Restate every line of the material below word for word, skipping the images.

SUPPLIED INFORMATION —
● ● ● ●
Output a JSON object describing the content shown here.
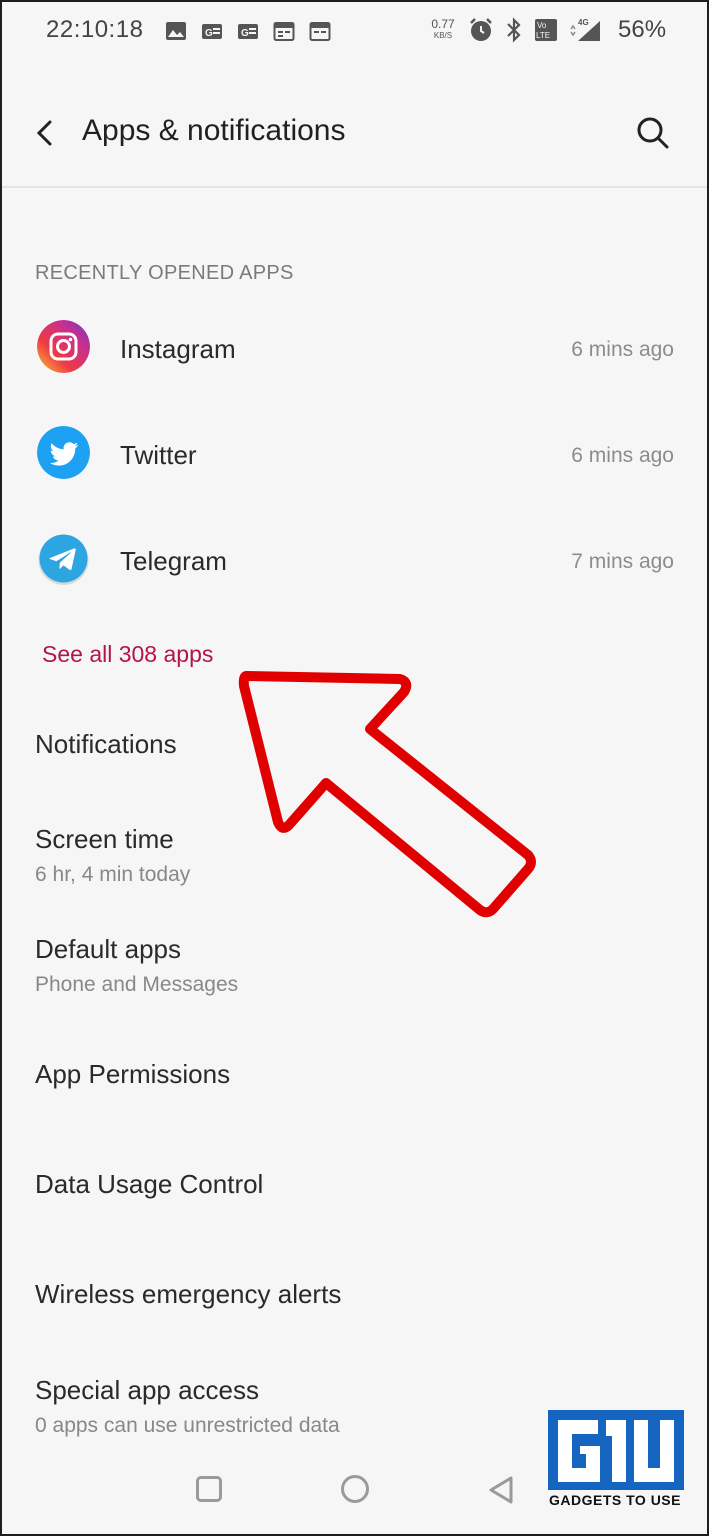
{
  "status_bar": {
    "time": "22:10:18",
    "net_speed": "0.77",
    "net_unit": "KB/S",
    "battery": "56%",
    "notification_icons": [
      "image-icon",
      "google-news-icon",
      "google-news-icon",
      "calendar-icon",
      "calendar-icon"
    ],
    "system_icons": [
      "alarm-icon",
      "bluetooth-icon",
      "volte-icon",
      "signal-4g-icon"
    ]
  },
  "app_bar": {
    "title": "Apps & notifications"
  },
  "recent_apps": {
    "header": "RECENTLY OPENED APPS",
    "items": [
      {
        "name": "Instagram",
        "time": "6 mins ago"
      },
      {
        "name": "Twitter",
        "time": "6 mins ago"
      },
      {
        "name": "Telegram",
        "time": "7 mins ago"
      }
    ],
    "see_all": "See all 308 apps"
  },
  "menu": {
    "notifications": {
      "title": "Notifications"
    },
    "screen_time": {
      "title": "Screen time",
      "subtitle": "6 hr, 4 min today"
    },
    "default_apps": {
      "title": "Default apps",
      "subtitle": "Phone and Messages"
    },
    "app_permissions": {
      "title": "App Permissions"
    },
    "data_usage": {
      "title": "Data Usage Control"
    },
    "emergency_alerts": {
      "title": "Wireless emergency alerts"
    },
    "special_access": {
      "title": "Special app access",
      "subtitle": "0 apps can use unrestricted data"
    }
  },
  "watermark": {
    "text": "GADGETS TO USE"
  },
  "colors": {
    "accent": "#b3134f",
    "background": "#f6f6f6",
    "annotation_arrow": "#e00000"
  }
}
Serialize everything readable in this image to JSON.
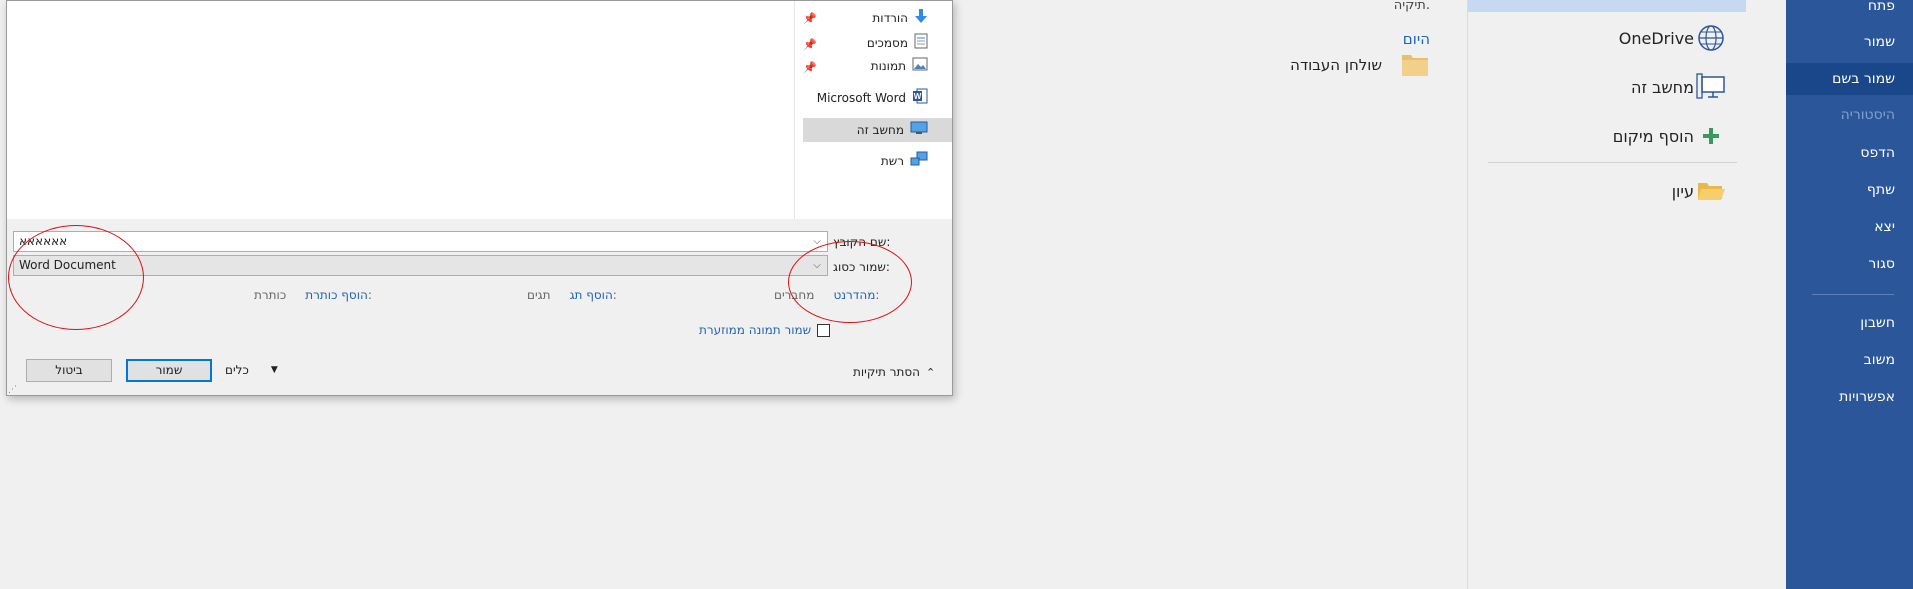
{
  "backstage_nav": {
    "items": [
      {
        "label": "פתח"
      },
      {
        "label": "שמור"
      },
      {
        "label": "שמור בשם"
      },
      {
        "label": "היסטוריה"
      },
      {
        "label": "הדפס"
      },
      {
        "label": "שתף"
      },
      {
        "label": "יצא"
      },
      {
        "label": "סגור"
      },
      {
        "label": "חשבון"
      },
      {
        "label": "משוב"
      },
      {
        "label": "אפשרויות"
      }
    ]
  },
  "places": {
    "items": [
      {
        "label": "OneDrive",
        "icon": "globe-icon"
      },
      {
        "label": "מחשב זה",
        "icon": "computer-icon"
      },
      {
        "label": "הוסף מיקום",
        "icon": "plus-icon"
      },
      {
        "label": "עיון",
        "icon": "folder-open-icon"
      }
    ]
  },
  "recent": {
    "hint": "תיקיה.",
    "section": "היום",
    "folder": "שולחן העבודה"
  },
  "dialog": {
    "nav": {
      "quick": [
        {
          "label": "הורדות",
          "icon": "download-icon"
        },
        {
          "label": "מסמכים",
          "icon": "documents-icon"
        },
        {
          "label": "תמונות",
          "icon": "pictures-icon"
        }
      ],
      "word": "Microsoft Word",
      "this_pc": "מחשב זה",
      "network": "רשת"
    },
    "filename_label": "שם הקובץ:",
    "filename_value": "אאאאאא",
    "savetype_label": "שמור כסוג:",
    "savetype_value": "Word Document",
    "authors_label": "מחברים:",
    "authors_value": "מהדרנט",
    "tags_label": "תגים:",
    "tags_value": "הוסף תג",
    "title_label": "כותרת:",
    "title_value": "הוסף כותרת",
    "thumbnail_label": "שמור תמונה ממוזערת",
    "hide_folders": "הסתר תיקיות",
    "tools": "כלים",
    "save": "שמור",
    "cancel": "ביטול"
  },
  "colors": {
    "nav_bg": "#2b579a",
    "nav_active": "#19478a",
    "link": "#1e64b4",
    "annotation": "#e01010"
  }
}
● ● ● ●
COMPLETED EXERCISE —
Output a JSON object describing the content shown here.
{
  "status_bar": {
    "time": "22:10:18",
    "net_speed": "0.77",
    "net_unit": "KB/S",
    "battery": "56%",
    "notification_icons": [
      "image-icon",
      "google-news-icon",
      "google-news-icon",
      "calendar-icon",
      "calendar-icon"
    ],
    "system_icons": [
      "alarm-icon",
      "bluetooth-icon",
      "volte-icon",
      "signal-4g-icon"
    ]
  },
  "app_bar": {
    "title": "Apps & notifications"
  },
  "recent_apps": {
    "header": "RECENTLY OPENED APPS",
    "items": [
      {
        "name": "Instagram",
        "time": "6 mins ago"
      },
      {
        "name": "Twitter",
        "time": "6 mins ago"
      },
      {
        "name": "Telegram",
        "time": "7 mins ago"
      }
    ],
    "see_all": "See all 308 apps"
  },
  "menu": {
    "notifications": {
      "title": "Notifications"
    },
    "screen_time": {
      "title": "Screen time",
      "subtitle": "6 hr, 4 min today"
    },
    "default_apps": {
      "title": "Default apps",
      "subtitle": "Phone and Messages"
    },
    "app_permissions": {
      "title": "App Permissions"
    },
    "data_usage": {
      "title": "Data Usage Control"
    },
    "emergency_alerts": {
      "title": "Wireless emergency alerts"
    },
    "special_access": {
      "title": "Special app access",
      "subtitle": "0 apps can use unrestricted data"
    }
  },
  "watermark": {
    "text": "GADGETS TO USE"
  },
  "colors": {
    "accent": "#b3134f",
    "background": "#f6f6f6",
    "annotation_arrow": "#e00000"
  }
}
Serialize everything readable in this image to JSON.
{
  "backstage_nav": {
    "items": [
      {
        "label": "פתח"
      },
      {
        "label": "שמור"
      },
      {
        "label": "שמור בשם"
      },
      {
        "label": "היסטוריה"
      },
      {
        "label": "הדפס"
      },
      {
        "label": "שתף"
      },
      {
        "label": "יצא"
      },
      {
        "label": "סגור"
      },
      {
        "label": "חשבון"
      },
      {
        "label": "משוב"
      },
      {
        "label": "אפשרויות"
      }
    ]
  },
  "places": {
    "items": [
      {
        "label": "OneDrive",
        "icon": "globe-icon"
      },
      {
        "label": "מחשב זה",
        "icon": "computer-icon"
      },
      {
        "label": "הוסף מיקום",
        "icon": "plus-icon"
      },
      {
        "label": "עיון",
        "icon": "folder-open-icon"
      }
    ]
  },
  "recent": {
    "hint": "תיקיה.",
    "section": "היום",
    "folder": "שולחן העבודה"
  },
  "dialog": {
    "nav": {
      "quick": [
        {
          "label": "הורדות",
          "icon": "download-icon"
        },
        {
          "label": "מסמכים",
          "icon": "documents-icon"
        },
        {
          "label": "תמונות",
          "icon": "pictures-icon"
        }
      ],
      "word": "Microsoft Word",
      "this_pc": "מחשב זה",
      "network": "רשת"
    },
    "filename_label": "שם הקובץ:",
    "filename_value": "אאאאאא",
    "savetype_label": "שמור כסוג:",
    "savetype_value": "Word Document",
    "authors_label": "מחברים:",
    "authors_value": "מהדרנט",
    "tags_label": "תגים:",
    "tags_value": "הוסף תג",
    "title_label": "כותרת:",
    "title_value": "הוסף כותרת",
    "thumbnail_label": "שמור תמונה ממוזערת",
    "hide_folders": "הסתר תיקיות",
    "tools": "כלים",
    "save": "שמור",
    "cancel": "ביטול"
  },
  "colors": {
    "nav_bg": "#2b579a",
    "nav_active": "#19478a",
    "link": "#1e64b4",
    "annotation": "#e01010"
  }
}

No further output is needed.